Goldë is a Los Angeles based singer-songwriter, originally from San Francisco, who as she puts it, “has been singing and writing to make sense of the world since her story began”. Goldë just released a great new single entitled “Mirror, Mirror” that we’ve featured on DCWS, so it’s only right that we follow that up with an exclusive interview to find out more about the song and her initial motivation to write it, her creative process for developing new music, and much more.
After reading our Q&A with Goldë, be sure to connect with her on social media so you’ll know when she’ll be dropping new music and her upcoming EP!
At what point in your life did you decide to focus on becoming a singer-songwriter? Were there any artists who influenced you musically that helped to make that decision easier?

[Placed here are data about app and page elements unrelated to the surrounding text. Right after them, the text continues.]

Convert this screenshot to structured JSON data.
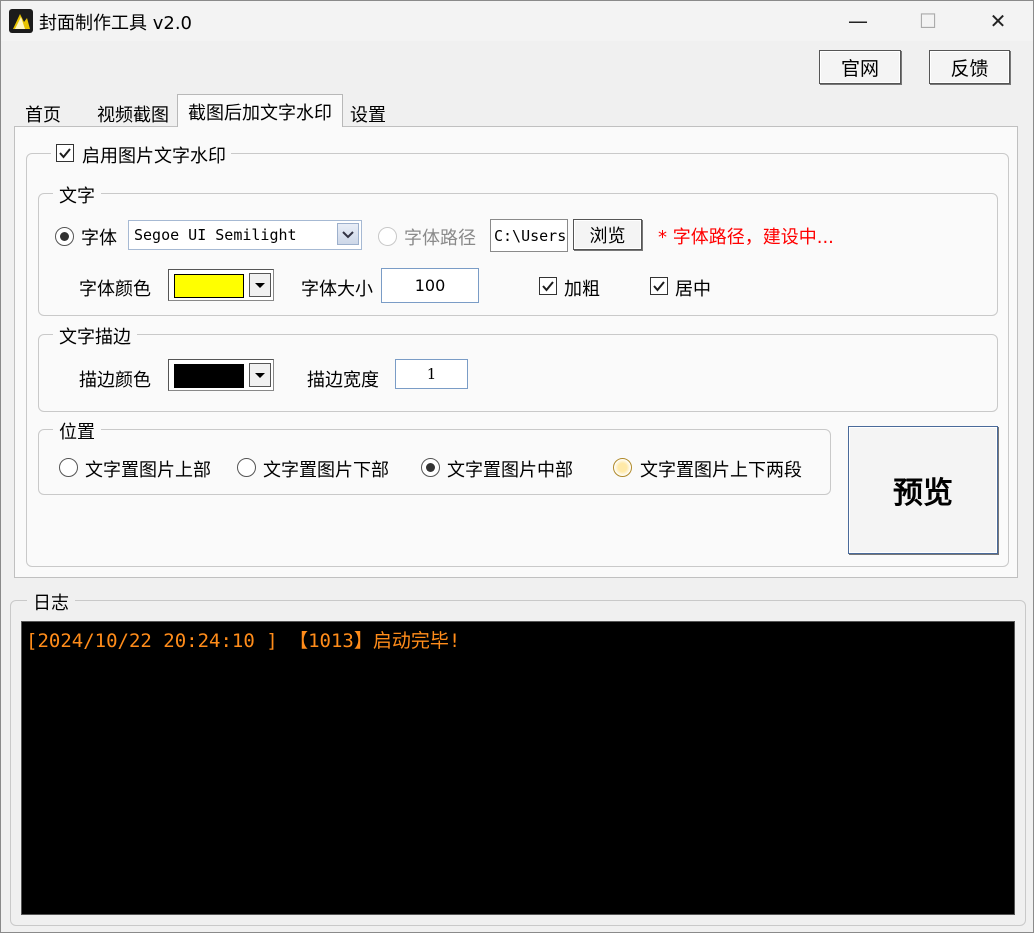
{
  "window": {
    "title": "封面制作工具  v2.0",
    "minimize": "—",
    "maximize": "☐",
    "close": "✕"
  },
  "top_buttons": {
    "website": "官网",
    "feedback": "反馈"
  },
  "tabs": [
    {
      "label": "首页"
    },
    {
      "label": "视频截图"
    },
    {
      "label": "截图后加文字水印"
    },
    {
      "label": "设置"
    }
  ],
  "watermark": {
    "enable_label": "启用图片文字水印",
    "enabled": true,
    "text_group": {
      "title": "文字",
      "font_radio": "字体",
      "font_value": "Segoe UI Semilight",
      "font_path_radio": "字体路径",
      "font_path_value": "C:\\Users",
      "browse": "浏览",
      "note": "* 字体路径，建设中...",
      "font_color_label": "字体颜色",
      "font_color": "#ffff00",
      "font_size_label": "字体大小",
      "font_size": "100",
      "bold_label": "加粗",
      "center_label": "居中"
    },
    "stroke_group": {
      "title": "文字描边",
      "stroke_color_label": "描边颜色",
      "stroke_color": "#000000",
      "stroke_width_label": "描边宽度",
      "stroke_width": "1"
    },
    "position_group": {
      "title": "位置",
      "options": [
        "文字置图片上部",
        "文字置图片下部",
        "文字置图片中部",
        "文字置图片上下两段"
      ],
      "selected": "文字置图片中部"
    },
    "preview": "预览"
  },
  "log": {
    "title": "日志",
    "lines": [
      "[2024/10/22 20:24:10 ]  【1013】启动完毕!"
    ]
  },
  "colors": {
    "log_text": "#ff8c1a",
    "note_red": "#ff0000",
    "accent_blue": "#2a5fa8"
  }
}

You know, I started writing songs when I was about twelve simply to make sense of the world. For me, it was necessary in processing emotions and experiences. I had always loved the idea of doing it, but started focusing on musical theater once I got to high school. It was when I was living in New York after college that I really returned to songwriting in a professional way. I had a group of wonderful friends and musicians who I would play my songs for privately. They really encouraged me to go for it, and eventually became the band that played with me and got me out into the scene. I am so grateful for them and their belief in me. So, that was a huge influence in my songwriting career.
There are so many artists who inspire me, from tons of different genres, and eras, but one whose music really encouraged me on when I started focusing on songwriting was Kacey Musgraves. Her songs are like a good friend who will come sit on your couch and say just the right thing to make you feel better. I so admire her integrity, depth, and courage, and her tunes remind me to strive for these qualities not just in my music, but in how I go about my career, my relationships…my life.
Congratulations on the release of your new single "Mirror, Mirror". What motivated you to initially write the song and what message can we and all listeners take from it?
Thank you very much! I wrote this song to address my experience as a woman in the world, the music industry, in my daily life, as well as what is going on in our country currently. I also wrote it for the heroines in my life and in the world at large. I wrote it to honor them and to honor myself. There are a number of messages I would love to elaborate on, but the main one can be summed up in the last line of the song: “We’ve had enough of it.”
Can we expect "Mirror, Mirror" to be featured on an upcoming EP or album? If so, what can you tell us about it?
There is definitely going to be an EP in the not so distant future, and while “Mirror, Mirror” is the first in a series of singles I’ll be releasing, I do plan on compiling them on to an EP by the end of the year. I still really love the classic format of a compilation of songs that has a common theme or style. I enjoy writing series of songs that complement each other, and I’m excited that “Mirror, Mirror” is the catalyst for that.
Describe your creation process for developing new music. When do you definitively know that a song is finished?
Something I am still asking myself, hahahah. I have to admit that I’m not a perfectionist, so I’ve released plenty of music that just felt ready to see the world. I do care deeply about details and authenticity, however. In some ways I wonder if songs are never finished. Of course there is the production side, there’s perhaps a definitive moment of completion where you release a certain version of a song. But there are songs I’ve been singing for years now that keep evolving, that change as I change. Perhaps that’s why I don’t get overly attached to a song being perfectly finished-I know that when I am telling a story to the best of my ability, it will just keep evolving in feel, expression, and sometimes even structure.
Do you feel that it is important that your music be a voice for women who may be voiceless?
That’s a really interesting question. I am hesitant to assume the role of being a voice to other women. I recognize that no two humans are alike, and certainly my experience, background, culture, ethnicity, etc. mean I’ve had a completely different experience, and been granted a completely different set of privileges, in relation to other people who might listen to this song. That being said, I do hope this song provides a safe space, and some sort of catharsis, to any person that it resonates with. So while my intention is not to define an experience for women, it is to provide support and musical healing to those that identify as such, and see themselves in the story I am telling.